Executive Vice President, Changing Our World, Inc.
Our aging population promises a future of ever broader and deeper philanthropic activity, becoming the core of vibrant communities, strengthening societal institutions and the nation itself, and ushering in a new Golden Age of civil society.
It was a crystal-clear day on a picturesque road between Kabul and Jalalabad, a rare day off from a three-week, economic-development trip. My colleagues and I of course were aware that it was a time of simmering political and social upheaval in Afghanistan. Still, the roadblock appeared unexpectedly as we drove the isolated macadam road. The next 20 minutes were formative. Having the cold steel of a nervous young gunman’s AK47 pressed against one’s head tends to focus the mind. Luck or providence or both were with me that day, as our local driver convinced the men to lower their weapons and brought the confrontation under control.

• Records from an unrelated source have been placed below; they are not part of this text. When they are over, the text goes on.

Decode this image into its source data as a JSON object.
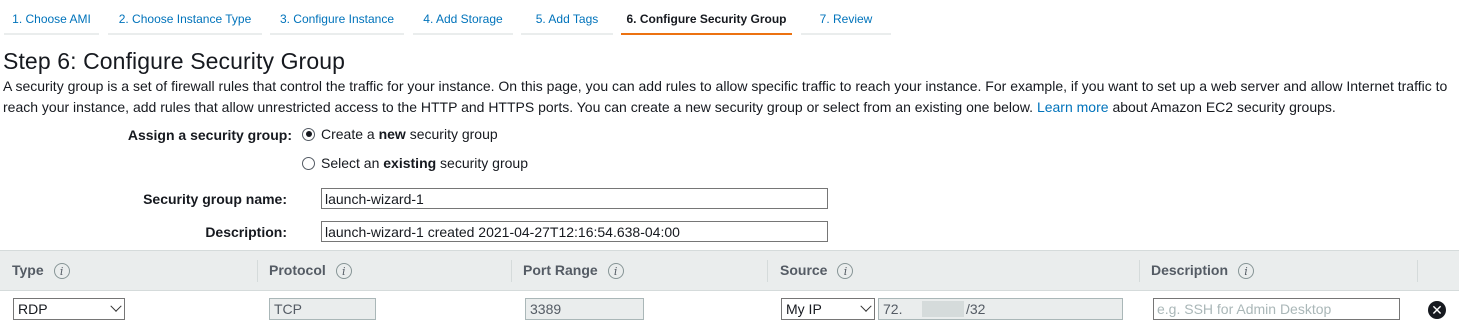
{
  "wizard": {
    "steps": [
      {
        "label": "1. Choose AMI"
      },
      {
        "label": "2. Choose Instance Type"
      },
      {
        "label": "3. Configure Instance"
      },
      {
        "label": "4. Add Storage"
      },
      {
        "label": "5. Add Tags"
      },
      {
        "label": "6. Configure Security Group"
      },
      {
        "label": "7. Review"
      }
    ],
    "active_step": 6
  },
  "page": {
    "title": "Step 6: Configure Security Group",
    "intro_text": "A security group is a set of firewall rules that control the traffic for your instance. On this page, you can add rules to allow specific traffic to reach your instance. For example, if you want to set up a web server and allow Internet traffic to reach your instance, add rules that allow unrestricted access to the HTTP and HTTPS ports. You can create a new security group or select from an existing one below.",
    "learn_more_link": "Learn more",
    "intro_suffix": "about Amazon EC2 security groups."
  },
  "form": {
    "assign_label": "Assign a security group:",
    "option_new_prefix": "Create a ",
    "option_new_bold": "new",
    "option_new_suffix": " security group",
    "option_existing_prefix": "Select an ",
    "option_existing_bold": "existing",
    "option_existing_suffix": " security group",
    "selected_option": "new",
    "name_label": "Security group name:",
    "name_value": "launch-wizard-1",
    "description_label": "Description:",
    "description_value": "launch-wizard-1 created 2021-04-27T12:16:54.638-04:00"
  },
  "rules_table": {
    "columns": [
      {
        "label": "Type"
      },
      {
        "label": "Protocol"
      },
      {
        "label": "Port Range"
      },
      {
        "label": "Source"
      },
      {
        "label": "Description"
      }
    ],
    "info_icon_glyph": "i",
    "rows": [
      {
        "type": "RDP",
        "protocol": "TCP",
        "port_range": "3389",
        "source_type": "My IP",
        "source_ip_prefix": "72.",
        "source_ip_suffix": "/32",
        "description_placeholder": "e.g. SSH for Admin Desktop",
        "remove_glyph": "✕"
      }
    ]
  },
  "colors": {
    "link": "#0073bb",
    "active_tab_underline": "#ec7211",
    "table_header_bg": "#eaeded"
  }
}
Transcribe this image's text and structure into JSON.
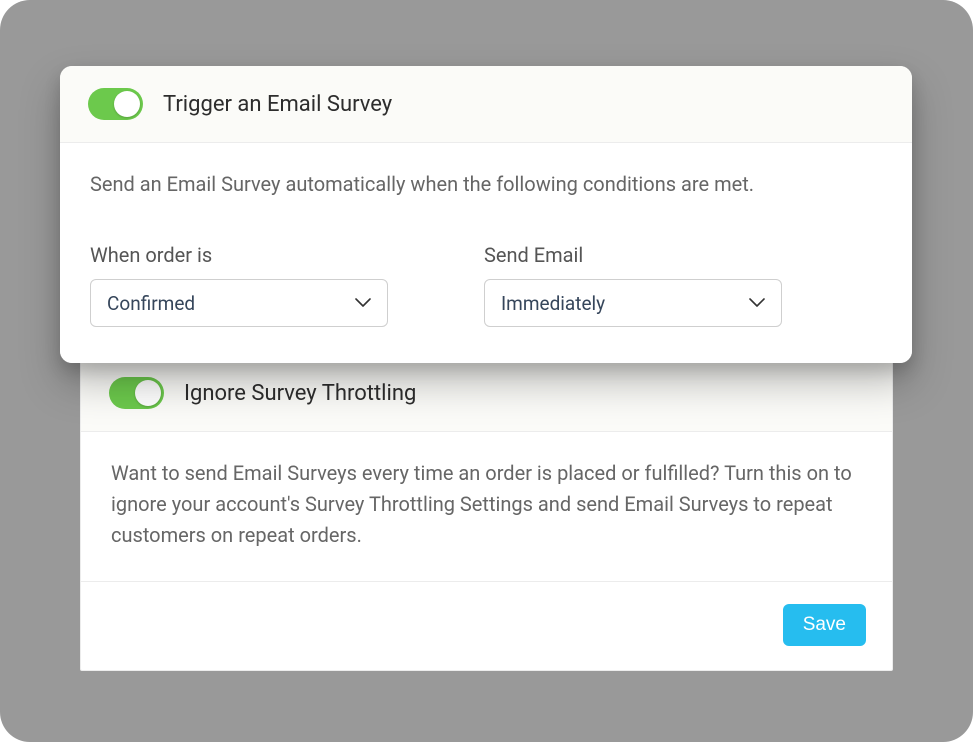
{
  "trigger_section": {
    "toggle_on": true,
    "title": "Trigger an Email Survey",
    "description": "Send an Email Survey automatically when the following conditions are met.",
    "fields": {
      "order_status": {
        "label": "When order is",
        "value": "Confirmed"
      },
      "send_email": {
        "label": "Send Email",
        "value": "Immediately"
      }
    }
  },
  "throttling_section": {
    "toggle_on": true,
    "title": "Ignore Survey Throttling",
    "description": "Want to send Email Surveys every time an order is placed or fulfilled? Turn this on to ignore your account's Survey Throttling Settings and send Email Surveys to repeat customers on repeat orders."
  },
  "footer": {
    "save_label": "Save"
  }
}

Later, I could not help wondering about the parents and grandparents of those young men. How had a society premised on the wisdom of elders, on the ties between generations literally across millennia, become an unstable cauldron of young gunmen? Raised by the strong hand of my own grandmother, I knew how much older people can imprint the values that bind communities, and how their leadership provides the linkage that keeps societies stable and strong.
Afghanistan’s profound history ...